> Entries provided:
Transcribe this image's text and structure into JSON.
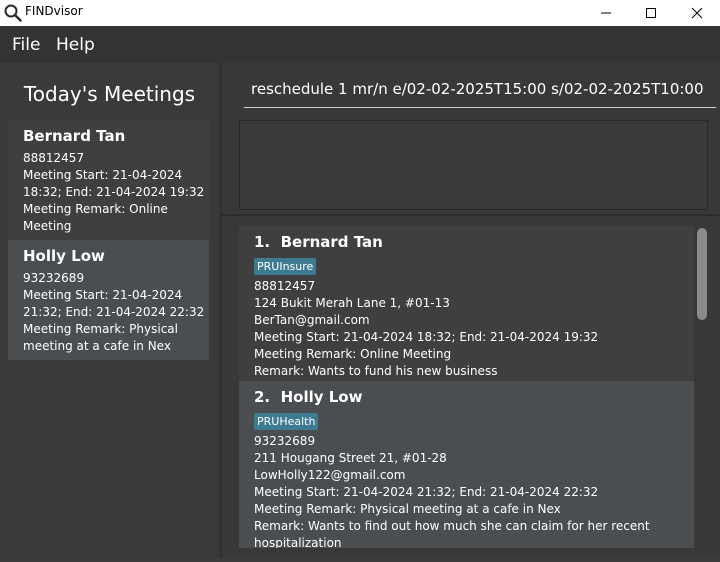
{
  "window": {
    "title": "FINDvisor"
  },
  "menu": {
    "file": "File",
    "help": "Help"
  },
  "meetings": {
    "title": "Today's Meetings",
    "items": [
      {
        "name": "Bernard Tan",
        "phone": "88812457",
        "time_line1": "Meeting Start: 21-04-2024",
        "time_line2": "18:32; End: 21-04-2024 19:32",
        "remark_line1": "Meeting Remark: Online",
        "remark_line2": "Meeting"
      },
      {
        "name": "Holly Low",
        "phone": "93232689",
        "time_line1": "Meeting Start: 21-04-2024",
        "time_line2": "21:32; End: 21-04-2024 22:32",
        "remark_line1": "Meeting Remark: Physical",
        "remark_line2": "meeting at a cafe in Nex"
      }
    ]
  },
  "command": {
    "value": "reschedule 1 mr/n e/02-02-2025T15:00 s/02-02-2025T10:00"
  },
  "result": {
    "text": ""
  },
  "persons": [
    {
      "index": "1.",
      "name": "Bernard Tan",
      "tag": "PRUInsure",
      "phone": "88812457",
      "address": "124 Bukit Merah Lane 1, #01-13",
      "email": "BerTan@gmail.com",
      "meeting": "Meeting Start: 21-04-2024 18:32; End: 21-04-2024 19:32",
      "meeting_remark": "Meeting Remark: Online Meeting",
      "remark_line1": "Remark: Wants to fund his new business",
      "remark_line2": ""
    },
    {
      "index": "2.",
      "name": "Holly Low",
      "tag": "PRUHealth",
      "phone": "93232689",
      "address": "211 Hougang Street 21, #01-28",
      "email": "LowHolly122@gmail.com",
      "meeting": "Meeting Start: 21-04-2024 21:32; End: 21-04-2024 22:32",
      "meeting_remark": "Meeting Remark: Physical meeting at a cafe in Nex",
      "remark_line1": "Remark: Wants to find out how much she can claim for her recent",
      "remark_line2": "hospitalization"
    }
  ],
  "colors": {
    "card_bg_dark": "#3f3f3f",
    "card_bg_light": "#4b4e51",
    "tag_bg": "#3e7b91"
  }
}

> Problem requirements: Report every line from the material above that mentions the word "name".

> Solution for this problem:
        "name": "Bernard Tan",
        "name": "Holly Low",
      "name": "Bernard Tan",
      "name": "Holly Low",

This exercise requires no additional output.